Start of Extracted information
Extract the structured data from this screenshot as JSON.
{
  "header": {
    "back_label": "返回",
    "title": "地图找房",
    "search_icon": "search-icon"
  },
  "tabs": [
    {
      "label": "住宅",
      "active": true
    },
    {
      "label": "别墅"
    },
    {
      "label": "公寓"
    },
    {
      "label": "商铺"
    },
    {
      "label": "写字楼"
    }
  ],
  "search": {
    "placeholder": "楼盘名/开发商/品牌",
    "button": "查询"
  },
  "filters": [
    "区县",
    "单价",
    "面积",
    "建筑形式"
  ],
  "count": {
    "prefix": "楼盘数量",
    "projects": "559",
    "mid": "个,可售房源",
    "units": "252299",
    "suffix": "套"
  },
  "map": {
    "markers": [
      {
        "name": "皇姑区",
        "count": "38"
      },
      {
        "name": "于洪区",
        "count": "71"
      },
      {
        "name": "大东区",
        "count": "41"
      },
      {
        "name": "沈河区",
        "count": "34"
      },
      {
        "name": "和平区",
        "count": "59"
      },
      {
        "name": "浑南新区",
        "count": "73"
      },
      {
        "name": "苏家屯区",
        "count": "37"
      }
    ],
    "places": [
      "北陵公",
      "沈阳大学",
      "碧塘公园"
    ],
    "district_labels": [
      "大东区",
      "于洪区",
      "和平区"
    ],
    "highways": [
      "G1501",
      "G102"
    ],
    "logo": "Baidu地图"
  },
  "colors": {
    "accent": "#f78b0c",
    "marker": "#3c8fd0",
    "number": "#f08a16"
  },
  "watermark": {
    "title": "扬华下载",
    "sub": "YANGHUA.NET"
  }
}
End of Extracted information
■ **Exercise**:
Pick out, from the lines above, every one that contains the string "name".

■ **Exercise response**:
        "name": "皇姑区",
        "name": "于洪区",
        "name": "大东区",
        "name": "沈河区",
        "name": "和平区",
        "name": "浑南新区",
        "name": "苏家屯区",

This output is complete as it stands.